··· ENTRIES SHOWN ···

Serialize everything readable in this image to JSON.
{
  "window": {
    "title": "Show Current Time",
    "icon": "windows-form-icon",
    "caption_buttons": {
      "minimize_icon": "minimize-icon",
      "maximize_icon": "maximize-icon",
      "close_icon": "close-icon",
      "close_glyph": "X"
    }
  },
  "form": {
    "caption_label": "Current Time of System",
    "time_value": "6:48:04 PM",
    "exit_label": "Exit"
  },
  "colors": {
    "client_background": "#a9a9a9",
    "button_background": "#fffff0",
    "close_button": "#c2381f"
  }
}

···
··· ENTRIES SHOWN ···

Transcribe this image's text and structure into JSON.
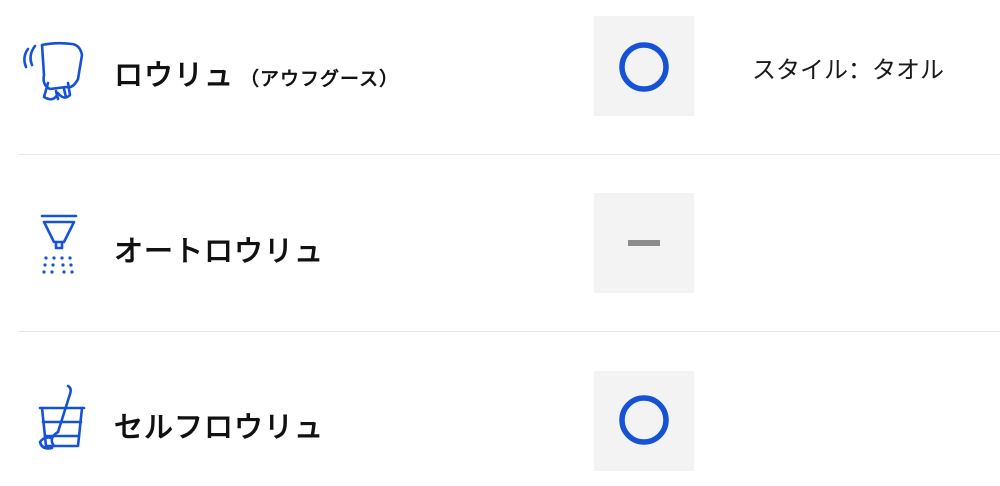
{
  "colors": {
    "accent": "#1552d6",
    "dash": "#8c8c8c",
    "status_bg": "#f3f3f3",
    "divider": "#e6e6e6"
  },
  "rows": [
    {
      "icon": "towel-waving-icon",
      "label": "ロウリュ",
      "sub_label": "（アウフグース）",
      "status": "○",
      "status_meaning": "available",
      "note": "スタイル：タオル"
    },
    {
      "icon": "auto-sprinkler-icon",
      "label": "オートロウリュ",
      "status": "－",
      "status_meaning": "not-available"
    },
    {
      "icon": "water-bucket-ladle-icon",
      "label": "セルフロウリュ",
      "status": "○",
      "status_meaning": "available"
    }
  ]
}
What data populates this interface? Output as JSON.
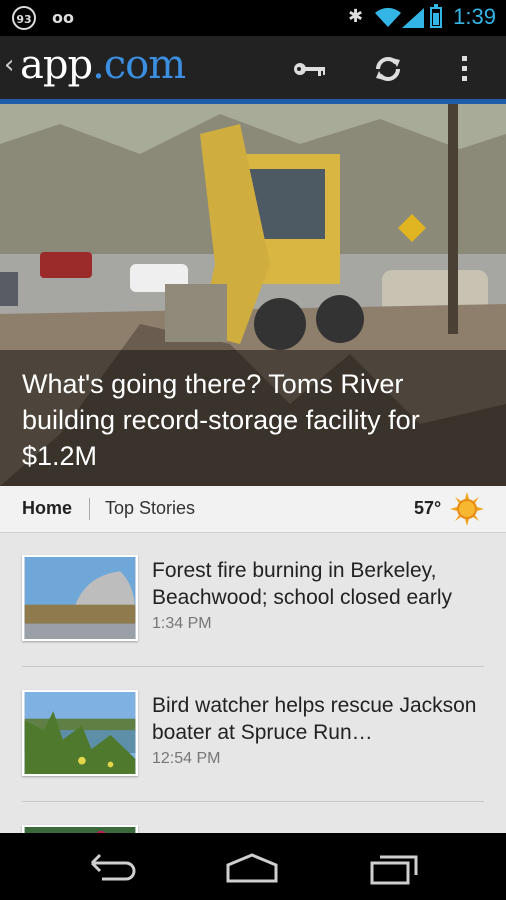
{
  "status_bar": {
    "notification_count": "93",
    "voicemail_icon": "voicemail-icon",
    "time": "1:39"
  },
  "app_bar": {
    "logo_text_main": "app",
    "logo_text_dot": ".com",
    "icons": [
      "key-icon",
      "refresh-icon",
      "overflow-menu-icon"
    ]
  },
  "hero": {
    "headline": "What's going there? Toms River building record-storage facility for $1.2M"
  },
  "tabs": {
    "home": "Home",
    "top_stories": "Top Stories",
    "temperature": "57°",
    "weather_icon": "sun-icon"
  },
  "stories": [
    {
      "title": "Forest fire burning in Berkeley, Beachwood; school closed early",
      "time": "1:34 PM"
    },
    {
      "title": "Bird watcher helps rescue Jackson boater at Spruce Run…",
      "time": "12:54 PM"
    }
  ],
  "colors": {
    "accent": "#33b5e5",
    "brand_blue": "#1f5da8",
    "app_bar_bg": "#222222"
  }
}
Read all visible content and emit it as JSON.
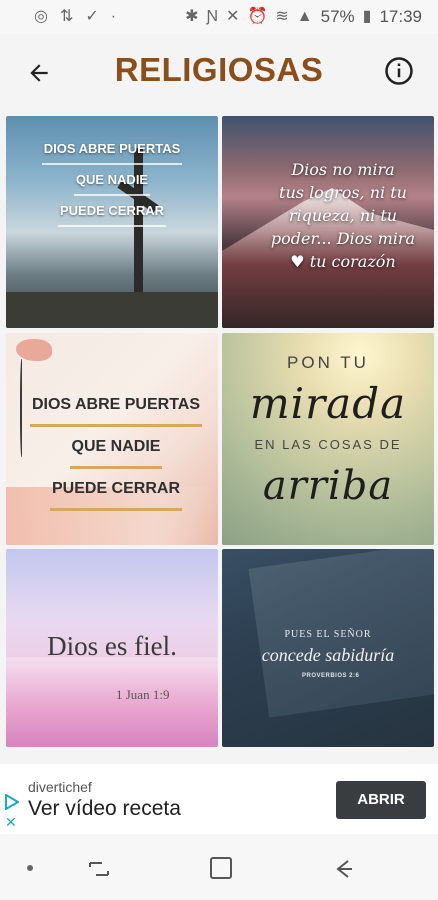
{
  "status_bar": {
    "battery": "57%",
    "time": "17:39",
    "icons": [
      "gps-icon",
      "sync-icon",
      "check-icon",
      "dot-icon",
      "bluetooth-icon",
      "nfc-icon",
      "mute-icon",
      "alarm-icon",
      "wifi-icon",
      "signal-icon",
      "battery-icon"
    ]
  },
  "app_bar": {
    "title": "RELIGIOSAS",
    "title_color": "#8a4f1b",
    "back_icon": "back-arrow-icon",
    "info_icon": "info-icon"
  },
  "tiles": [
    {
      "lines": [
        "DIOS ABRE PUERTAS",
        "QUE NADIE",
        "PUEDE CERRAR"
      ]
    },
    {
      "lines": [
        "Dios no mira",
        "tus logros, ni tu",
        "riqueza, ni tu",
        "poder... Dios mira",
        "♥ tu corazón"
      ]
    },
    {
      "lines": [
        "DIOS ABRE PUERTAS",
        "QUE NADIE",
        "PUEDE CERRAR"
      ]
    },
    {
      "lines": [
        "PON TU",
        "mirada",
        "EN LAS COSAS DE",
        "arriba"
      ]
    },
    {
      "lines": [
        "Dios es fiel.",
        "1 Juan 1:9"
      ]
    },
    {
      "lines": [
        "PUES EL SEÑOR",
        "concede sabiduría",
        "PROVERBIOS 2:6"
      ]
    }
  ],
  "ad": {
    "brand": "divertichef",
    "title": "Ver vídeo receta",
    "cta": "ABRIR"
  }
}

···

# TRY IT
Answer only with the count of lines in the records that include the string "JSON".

# TASK ANSWER
4